* [Your task]
Go line by line through the data and copy those with the word "预约时间".

Saved entries:
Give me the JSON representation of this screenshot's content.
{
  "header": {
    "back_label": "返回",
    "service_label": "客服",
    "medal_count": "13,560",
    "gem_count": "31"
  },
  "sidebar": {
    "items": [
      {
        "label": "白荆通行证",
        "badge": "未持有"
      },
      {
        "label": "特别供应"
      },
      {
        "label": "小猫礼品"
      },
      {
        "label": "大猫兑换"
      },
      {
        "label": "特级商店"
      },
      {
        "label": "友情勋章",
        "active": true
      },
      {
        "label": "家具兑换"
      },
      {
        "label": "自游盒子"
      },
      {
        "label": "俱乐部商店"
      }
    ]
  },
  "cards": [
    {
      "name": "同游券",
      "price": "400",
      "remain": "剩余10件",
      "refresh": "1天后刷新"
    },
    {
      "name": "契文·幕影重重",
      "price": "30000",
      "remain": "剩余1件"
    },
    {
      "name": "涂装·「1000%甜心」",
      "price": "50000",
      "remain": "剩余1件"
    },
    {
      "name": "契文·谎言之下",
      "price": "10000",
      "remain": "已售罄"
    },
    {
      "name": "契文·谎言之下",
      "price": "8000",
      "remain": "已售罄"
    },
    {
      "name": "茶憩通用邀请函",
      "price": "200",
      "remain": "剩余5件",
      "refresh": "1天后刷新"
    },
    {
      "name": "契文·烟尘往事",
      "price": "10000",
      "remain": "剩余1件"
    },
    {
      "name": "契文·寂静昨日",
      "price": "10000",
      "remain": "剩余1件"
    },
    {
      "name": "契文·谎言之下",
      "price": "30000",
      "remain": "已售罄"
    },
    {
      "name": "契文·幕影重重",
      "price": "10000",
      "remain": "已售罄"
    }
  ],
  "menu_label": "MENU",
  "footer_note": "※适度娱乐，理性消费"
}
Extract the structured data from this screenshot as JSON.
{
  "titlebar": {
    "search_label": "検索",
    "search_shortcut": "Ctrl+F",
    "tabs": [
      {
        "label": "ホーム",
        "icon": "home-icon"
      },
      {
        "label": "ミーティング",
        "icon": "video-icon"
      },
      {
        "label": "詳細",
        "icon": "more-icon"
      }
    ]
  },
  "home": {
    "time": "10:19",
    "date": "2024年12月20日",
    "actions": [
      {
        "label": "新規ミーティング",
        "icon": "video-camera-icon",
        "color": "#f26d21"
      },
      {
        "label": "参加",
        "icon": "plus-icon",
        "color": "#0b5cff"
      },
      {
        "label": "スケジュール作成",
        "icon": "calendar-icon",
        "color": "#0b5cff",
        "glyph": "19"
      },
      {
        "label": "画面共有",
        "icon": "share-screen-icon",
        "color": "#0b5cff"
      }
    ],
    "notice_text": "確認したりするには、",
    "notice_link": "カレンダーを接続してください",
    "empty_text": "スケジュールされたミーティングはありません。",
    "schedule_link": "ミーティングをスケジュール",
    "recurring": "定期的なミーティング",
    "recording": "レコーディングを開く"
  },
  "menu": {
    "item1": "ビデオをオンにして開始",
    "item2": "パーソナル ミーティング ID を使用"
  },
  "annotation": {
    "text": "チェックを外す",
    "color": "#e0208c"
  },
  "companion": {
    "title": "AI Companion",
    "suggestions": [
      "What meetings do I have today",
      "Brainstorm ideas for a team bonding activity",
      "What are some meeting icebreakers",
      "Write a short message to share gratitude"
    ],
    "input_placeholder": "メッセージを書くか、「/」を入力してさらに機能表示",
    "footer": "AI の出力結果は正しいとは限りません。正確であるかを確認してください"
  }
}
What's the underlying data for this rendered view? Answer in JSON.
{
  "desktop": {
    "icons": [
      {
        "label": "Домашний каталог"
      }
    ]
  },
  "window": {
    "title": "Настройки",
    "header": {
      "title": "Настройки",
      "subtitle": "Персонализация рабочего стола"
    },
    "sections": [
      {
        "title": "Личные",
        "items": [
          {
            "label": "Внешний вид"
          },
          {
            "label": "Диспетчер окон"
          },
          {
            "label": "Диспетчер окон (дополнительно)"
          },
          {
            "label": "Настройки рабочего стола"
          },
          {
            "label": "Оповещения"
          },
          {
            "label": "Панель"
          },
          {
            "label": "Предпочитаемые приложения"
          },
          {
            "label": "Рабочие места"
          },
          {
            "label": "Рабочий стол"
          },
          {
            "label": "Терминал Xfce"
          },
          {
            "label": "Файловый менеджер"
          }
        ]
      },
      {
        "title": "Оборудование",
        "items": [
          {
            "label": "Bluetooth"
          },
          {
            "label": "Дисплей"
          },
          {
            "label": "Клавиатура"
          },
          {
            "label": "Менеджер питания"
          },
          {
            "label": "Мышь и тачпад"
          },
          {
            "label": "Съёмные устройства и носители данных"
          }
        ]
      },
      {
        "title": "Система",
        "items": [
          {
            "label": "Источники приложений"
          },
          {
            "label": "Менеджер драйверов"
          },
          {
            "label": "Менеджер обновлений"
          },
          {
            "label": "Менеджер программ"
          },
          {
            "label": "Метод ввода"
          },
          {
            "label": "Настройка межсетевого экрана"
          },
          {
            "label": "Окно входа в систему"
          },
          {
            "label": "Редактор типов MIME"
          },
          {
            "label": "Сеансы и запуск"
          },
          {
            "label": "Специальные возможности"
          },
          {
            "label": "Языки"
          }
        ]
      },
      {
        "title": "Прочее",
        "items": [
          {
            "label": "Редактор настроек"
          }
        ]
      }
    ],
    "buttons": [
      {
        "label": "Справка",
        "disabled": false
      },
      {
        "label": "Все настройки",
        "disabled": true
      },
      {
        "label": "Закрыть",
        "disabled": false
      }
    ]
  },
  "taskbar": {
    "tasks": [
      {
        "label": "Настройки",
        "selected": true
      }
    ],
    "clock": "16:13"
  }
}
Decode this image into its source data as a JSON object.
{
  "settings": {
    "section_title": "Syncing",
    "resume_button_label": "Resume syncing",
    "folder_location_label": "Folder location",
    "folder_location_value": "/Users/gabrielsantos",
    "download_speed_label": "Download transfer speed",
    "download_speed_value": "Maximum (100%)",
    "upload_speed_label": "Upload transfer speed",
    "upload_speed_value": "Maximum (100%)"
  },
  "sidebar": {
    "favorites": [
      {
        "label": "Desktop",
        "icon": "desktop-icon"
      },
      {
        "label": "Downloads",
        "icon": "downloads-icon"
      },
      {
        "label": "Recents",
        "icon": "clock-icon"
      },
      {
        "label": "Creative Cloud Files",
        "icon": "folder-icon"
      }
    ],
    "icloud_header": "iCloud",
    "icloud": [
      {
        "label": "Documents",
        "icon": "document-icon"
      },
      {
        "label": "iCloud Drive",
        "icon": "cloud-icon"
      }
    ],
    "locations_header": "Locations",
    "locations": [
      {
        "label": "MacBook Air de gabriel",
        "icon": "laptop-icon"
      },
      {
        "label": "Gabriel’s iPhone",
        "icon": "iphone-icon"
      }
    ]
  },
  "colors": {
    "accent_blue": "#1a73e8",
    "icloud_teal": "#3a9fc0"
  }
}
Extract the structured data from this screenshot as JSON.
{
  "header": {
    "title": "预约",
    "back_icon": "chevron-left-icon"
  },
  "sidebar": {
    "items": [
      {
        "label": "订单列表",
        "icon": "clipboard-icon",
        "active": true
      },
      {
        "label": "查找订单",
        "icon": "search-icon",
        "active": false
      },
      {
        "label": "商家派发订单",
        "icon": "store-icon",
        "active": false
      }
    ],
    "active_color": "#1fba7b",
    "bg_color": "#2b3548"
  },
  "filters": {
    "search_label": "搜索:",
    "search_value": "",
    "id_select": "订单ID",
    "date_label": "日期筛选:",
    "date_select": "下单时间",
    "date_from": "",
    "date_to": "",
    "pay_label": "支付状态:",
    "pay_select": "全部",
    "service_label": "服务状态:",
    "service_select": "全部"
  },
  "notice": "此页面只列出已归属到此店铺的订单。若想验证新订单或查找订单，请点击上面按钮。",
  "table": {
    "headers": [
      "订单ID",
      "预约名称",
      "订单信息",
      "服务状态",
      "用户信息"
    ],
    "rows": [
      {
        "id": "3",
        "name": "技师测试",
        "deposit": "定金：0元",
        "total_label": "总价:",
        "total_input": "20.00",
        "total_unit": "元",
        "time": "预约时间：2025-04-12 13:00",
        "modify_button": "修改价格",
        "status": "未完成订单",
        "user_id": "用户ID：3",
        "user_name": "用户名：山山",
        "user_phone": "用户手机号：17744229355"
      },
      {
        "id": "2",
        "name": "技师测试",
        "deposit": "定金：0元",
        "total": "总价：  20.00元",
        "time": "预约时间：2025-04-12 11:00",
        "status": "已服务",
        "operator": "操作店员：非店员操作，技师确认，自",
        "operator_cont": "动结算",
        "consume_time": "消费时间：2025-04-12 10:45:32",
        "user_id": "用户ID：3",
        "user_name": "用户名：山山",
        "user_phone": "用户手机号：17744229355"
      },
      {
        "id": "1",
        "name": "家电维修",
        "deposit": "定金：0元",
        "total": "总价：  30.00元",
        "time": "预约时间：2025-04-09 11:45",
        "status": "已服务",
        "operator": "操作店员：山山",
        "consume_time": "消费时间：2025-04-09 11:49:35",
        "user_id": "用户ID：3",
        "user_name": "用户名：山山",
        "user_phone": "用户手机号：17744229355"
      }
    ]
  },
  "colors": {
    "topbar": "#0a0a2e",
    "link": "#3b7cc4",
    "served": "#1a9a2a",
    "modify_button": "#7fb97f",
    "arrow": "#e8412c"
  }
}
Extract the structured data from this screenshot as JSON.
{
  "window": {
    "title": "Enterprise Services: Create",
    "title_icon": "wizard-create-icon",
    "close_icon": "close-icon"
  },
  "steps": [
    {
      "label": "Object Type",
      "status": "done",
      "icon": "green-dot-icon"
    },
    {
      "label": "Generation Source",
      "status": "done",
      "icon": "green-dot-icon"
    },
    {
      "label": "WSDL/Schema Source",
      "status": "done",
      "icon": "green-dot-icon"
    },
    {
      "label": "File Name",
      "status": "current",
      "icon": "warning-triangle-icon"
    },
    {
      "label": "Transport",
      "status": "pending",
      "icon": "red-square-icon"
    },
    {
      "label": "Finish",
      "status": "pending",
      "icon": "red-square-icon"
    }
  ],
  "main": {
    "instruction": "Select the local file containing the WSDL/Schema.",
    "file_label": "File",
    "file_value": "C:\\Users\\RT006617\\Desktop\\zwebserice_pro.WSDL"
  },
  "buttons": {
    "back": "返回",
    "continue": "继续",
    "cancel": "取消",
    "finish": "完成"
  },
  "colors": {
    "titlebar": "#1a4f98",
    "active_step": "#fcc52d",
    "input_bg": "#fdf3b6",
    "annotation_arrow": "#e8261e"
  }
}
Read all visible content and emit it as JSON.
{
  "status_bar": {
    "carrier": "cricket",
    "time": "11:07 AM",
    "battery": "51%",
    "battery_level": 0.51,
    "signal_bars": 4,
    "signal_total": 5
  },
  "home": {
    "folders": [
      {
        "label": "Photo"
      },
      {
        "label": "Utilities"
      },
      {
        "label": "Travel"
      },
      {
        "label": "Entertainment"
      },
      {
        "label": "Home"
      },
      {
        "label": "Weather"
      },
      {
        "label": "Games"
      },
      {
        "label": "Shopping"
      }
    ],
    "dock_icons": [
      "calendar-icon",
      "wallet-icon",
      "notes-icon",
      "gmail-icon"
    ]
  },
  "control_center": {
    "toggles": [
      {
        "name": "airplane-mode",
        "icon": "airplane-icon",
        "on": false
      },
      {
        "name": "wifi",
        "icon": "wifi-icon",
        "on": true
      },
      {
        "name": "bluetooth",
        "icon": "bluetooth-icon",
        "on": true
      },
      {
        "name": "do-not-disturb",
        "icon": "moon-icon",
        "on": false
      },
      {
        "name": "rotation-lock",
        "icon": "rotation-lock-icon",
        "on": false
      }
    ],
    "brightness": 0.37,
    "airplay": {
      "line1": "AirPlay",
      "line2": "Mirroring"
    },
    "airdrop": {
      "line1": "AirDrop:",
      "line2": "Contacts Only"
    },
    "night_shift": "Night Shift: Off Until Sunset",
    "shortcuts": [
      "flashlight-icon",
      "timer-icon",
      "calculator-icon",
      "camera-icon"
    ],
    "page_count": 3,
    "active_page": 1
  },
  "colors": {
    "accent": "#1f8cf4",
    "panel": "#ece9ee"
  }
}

* [Solution to the problem]
        "time": "预约时间：2025-04-12 13:00",
        "time": "预约时间：2025-04-12 11:00",
        "time": "预约时间：2025-04-09 11:45",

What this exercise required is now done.